Search the records for lines with the word "categories" and copy each match.

Dataset excerpts

▼▼▼

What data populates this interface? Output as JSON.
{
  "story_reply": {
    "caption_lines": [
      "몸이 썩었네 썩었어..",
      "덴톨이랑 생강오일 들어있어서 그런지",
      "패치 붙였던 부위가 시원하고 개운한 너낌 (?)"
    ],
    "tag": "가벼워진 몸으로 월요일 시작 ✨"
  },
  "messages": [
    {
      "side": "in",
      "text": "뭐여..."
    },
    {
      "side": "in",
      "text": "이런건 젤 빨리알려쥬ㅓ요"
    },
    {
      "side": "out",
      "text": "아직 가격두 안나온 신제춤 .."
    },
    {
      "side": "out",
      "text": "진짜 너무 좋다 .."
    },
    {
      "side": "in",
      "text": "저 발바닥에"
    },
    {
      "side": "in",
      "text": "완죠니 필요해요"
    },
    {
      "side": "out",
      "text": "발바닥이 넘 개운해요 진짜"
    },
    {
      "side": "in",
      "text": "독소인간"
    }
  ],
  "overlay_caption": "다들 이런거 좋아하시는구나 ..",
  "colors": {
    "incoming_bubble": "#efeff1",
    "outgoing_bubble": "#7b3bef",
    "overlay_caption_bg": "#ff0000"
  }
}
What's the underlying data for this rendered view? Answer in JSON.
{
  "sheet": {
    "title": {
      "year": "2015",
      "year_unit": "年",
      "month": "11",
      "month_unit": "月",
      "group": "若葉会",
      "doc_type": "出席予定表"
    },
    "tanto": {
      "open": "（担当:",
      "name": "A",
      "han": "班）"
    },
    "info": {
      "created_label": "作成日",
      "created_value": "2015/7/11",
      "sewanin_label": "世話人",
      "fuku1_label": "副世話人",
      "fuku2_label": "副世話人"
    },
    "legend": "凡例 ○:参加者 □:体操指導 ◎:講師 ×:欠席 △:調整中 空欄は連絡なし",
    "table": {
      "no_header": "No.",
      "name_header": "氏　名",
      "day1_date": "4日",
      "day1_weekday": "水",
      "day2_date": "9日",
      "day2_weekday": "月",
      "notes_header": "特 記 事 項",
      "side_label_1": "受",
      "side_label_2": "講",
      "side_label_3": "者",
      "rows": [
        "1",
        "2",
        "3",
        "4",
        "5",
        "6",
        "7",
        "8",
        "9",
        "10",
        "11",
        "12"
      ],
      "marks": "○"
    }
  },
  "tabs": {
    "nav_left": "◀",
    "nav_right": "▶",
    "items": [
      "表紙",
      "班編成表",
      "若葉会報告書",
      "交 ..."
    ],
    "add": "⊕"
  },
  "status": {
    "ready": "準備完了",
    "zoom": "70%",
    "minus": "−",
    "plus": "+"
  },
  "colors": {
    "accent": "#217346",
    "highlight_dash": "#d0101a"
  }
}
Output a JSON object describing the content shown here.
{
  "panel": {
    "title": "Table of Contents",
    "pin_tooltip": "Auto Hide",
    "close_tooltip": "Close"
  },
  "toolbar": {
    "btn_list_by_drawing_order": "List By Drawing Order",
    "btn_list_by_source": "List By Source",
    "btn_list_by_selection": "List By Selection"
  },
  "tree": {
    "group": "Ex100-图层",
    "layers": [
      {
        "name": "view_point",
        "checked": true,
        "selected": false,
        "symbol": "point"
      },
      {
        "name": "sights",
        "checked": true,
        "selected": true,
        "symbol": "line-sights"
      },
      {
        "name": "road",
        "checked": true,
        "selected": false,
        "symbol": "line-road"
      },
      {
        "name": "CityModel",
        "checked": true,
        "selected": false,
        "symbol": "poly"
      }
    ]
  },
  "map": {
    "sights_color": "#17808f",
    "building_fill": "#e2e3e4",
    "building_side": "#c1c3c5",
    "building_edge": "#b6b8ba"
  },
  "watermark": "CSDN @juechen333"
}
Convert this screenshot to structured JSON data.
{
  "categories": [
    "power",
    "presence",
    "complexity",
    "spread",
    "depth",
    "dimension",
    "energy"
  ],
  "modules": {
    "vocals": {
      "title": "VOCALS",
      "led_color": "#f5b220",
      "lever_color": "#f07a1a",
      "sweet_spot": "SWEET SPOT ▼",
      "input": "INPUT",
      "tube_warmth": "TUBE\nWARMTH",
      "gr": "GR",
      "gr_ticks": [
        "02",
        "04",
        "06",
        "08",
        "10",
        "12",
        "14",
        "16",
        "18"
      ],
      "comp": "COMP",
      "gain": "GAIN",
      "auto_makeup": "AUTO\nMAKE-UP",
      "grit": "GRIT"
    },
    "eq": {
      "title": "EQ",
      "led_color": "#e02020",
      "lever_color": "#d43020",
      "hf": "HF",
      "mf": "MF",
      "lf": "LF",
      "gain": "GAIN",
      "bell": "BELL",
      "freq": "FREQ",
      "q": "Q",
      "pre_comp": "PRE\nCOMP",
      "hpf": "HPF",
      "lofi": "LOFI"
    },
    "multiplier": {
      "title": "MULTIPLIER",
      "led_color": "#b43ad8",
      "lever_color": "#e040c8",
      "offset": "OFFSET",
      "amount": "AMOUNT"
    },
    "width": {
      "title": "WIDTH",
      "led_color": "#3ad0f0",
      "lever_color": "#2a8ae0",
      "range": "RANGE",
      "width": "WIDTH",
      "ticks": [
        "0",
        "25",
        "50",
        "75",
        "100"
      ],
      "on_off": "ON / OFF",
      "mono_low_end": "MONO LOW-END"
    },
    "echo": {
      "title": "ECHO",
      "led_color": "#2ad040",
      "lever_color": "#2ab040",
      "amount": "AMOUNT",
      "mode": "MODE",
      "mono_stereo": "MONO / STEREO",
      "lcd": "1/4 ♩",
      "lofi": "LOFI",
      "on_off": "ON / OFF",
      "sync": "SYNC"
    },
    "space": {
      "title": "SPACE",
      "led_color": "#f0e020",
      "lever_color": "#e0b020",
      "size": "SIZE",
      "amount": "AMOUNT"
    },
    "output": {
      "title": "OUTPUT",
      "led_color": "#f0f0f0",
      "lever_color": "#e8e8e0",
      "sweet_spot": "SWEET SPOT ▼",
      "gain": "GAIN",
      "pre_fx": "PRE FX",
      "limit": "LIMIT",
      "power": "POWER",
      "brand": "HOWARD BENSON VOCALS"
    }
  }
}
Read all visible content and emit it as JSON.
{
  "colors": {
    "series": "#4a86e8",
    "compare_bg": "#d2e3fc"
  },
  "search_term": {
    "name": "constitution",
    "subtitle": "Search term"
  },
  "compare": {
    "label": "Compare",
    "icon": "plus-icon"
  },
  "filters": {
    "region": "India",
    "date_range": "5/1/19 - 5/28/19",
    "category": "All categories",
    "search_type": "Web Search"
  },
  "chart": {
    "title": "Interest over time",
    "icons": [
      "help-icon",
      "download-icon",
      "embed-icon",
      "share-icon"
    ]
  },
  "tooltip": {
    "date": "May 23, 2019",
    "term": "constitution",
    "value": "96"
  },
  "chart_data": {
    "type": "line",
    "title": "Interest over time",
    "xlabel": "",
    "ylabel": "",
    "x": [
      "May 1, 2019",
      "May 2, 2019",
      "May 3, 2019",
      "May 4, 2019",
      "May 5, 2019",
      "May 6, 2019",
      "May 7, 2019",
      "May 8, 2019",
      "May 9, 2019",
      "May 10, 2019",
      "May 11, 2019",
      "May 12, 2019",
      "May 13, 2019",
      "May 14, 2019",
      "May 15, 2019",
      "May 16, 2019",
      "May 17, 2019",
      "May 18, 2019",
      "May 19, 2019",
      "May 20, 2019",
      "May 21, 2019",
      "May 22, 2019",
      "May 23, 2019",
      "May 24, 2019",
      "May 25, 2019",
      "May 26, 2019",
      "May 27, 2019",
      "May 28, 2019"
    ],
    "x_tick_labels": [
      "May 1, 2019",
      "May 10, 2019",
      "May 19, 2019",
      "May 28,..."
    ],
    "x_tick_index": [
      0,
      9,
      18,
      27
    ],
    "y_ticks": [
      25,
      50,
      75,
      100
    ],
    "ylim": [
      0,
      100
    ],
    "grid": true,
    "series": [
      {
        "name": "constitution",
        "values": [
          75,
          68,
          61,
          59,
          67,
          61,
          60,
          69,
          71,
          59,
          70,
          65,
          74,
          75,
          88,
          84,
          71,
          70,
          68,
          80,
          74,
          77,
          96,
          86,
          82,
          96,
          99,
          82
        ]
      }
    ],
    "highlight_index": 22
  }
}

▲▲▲

Response for this exercise:
  "categories": [
    "category": "All categories",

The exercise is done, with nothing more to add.